Cooke’s Netflix binge is no feat compared with Rachel Stine’s binge with her roommate.

Stine, a sophomore communications studies major, and her roommate watched an entire five-season series in a week.

Stine and Cooke both experience procrastination as a result of access to social media and TV online.

“Sometimes the material that I am learning is boring, and it doesn’t hold my attention like Tumblr or Pinterest,” Stine said.

Christopher Was, an educational psychologist and associate professor at Kent State, said he isn’t sure that procrastination negatively affects grades, but it does affect learning for some students.

“I know lots of students who wait until the last minute to get things done and cram before exams, to do projects last minute, and what you typically see is a pattern of the student doing very well on the exam that they waited last minute to study for,” Was said. “The problem is that that material, or that content or that learning is not robust and does not last.

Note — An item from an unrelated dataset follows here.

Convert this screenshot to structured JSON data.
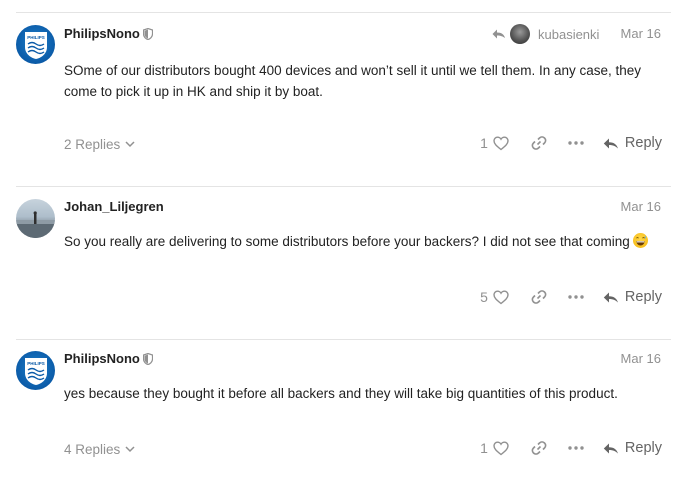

At the end of the semester, they probably won’t remember the stuff that they crammed for and put off to the last minute.”

Stine, who admits to procrastinating, said it doesn’t affect her learning.

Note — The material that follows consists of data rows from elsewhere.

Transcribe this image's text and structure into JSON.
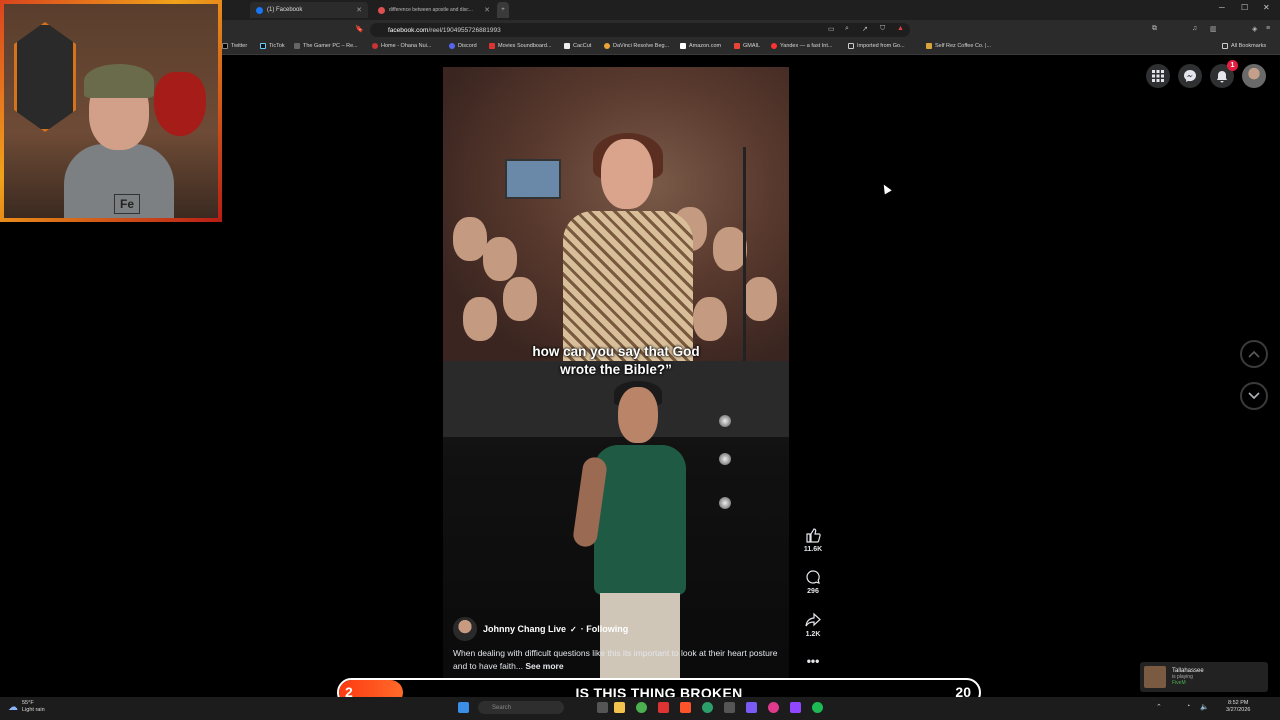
{
  "browser": {
    "tabs": [
      {
        "label": "(1) Facebook",
        "active": true
      },
      {
        "label": "difference between apostle and disc...",
        "active": false
      }
    ],
    "url_host": "facebook.com",
    "url_path": "/reel/1904955726881993",
    "bookmarks": [
      "Twitter",
      "TicTok",
      "The Gamer PC – Re...",
      "Home - Ohana Nui...",
      "Discord",
      "Movies Soundboard...",
      "CacCut",
      "DaVinci Resolve Beg...",
      "Amazon.com",
      "GMAIL",
      "Yandex — a fast Int...",
      "Imported from Go...",
      "Self Rez Coffee Co. |..."
    ],
    "all_bookmarks": "All Bookmarks"
  },
  "webcam": {
    "shirt_text": "Fe"
  },
  "reel": {
    "caption_line1": "how can you say that God",
    "caption_line2": "wrote the Bible?”",
    "likes": "11.6K",
    "comments": "296",
    "shares": "1.2K",
    "author": "Johnny Chang Live",
    "follow_status": "· Following",
    "description": "When dealing with difficult questions like this its important to look at their heart posture and to have faith... ",
    "see_more": "See more"
  },
  "facebook": {
    "notification_count": "1"
  },
  "overlay": {
    "left_number": "2",
    "title": "IS THIS THING BROKEN",
    "right_number": "20",
    "progress": 0.1
  },
  "taskbar": {
    "temp": "55°F",
    "weather": "Light rain",
    "search_placeholder": "Search",
    "time": "8:52 PM",
    "date": "3/27/2026"
  },
  "toast": {
    "title": "Tallahassee",
    "subtitle": "is playing",
    "app": "FiveM"
  },
  "colors": {
    "accent": "#ff4a1c",
    "fb_badge": "#e41e3f",
    "background": "#000000"
  }
}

“Sometimes I feel like I work faster and more efficient knowing it’s due in two days,” Stine said. “I don’t think it affects me when retaining information.  I think if I catch myself using my phone in class, I miss what the professor was talking about but other than that I don’t think it really bothers me when I’m doing homework or studying.”

Cooke, on the other hand, said her procrastination and cramming, does affect how she learns.

“If I don’t study consistently and I try to do [homework] all at once the night before, I don’t remember the information as well,” Cooke said.

Cooke and Stine both take preventative measures to allow them to focus on classwork. Cooke puts her computer away unless the homework needs to be done on it, and both students put their phones on silent or turn them off while studying or completing assignments.

Was suggests a few tips to help increase learning and decrease procrastination for those students who struggle with it.

“My suggestion is to schedule a little bit of time every day for each of your classes,” Was said. “Studying a little bit every day in each of your areas, each of your contents or each of your classes is much more effective than cramming and what students typically find when they cram [is] they spend hours doing it and they don’t get to the stuff they want to do on a Friday night. Why not study a couple hours a day Monday through Thursday and enjoy your weekend and have more of a robust learning?”

Hearing this advice, Stine laughed.

“I’d have time for more weekend Netflix binges.”

Contact Lindsay Miller at [email protected]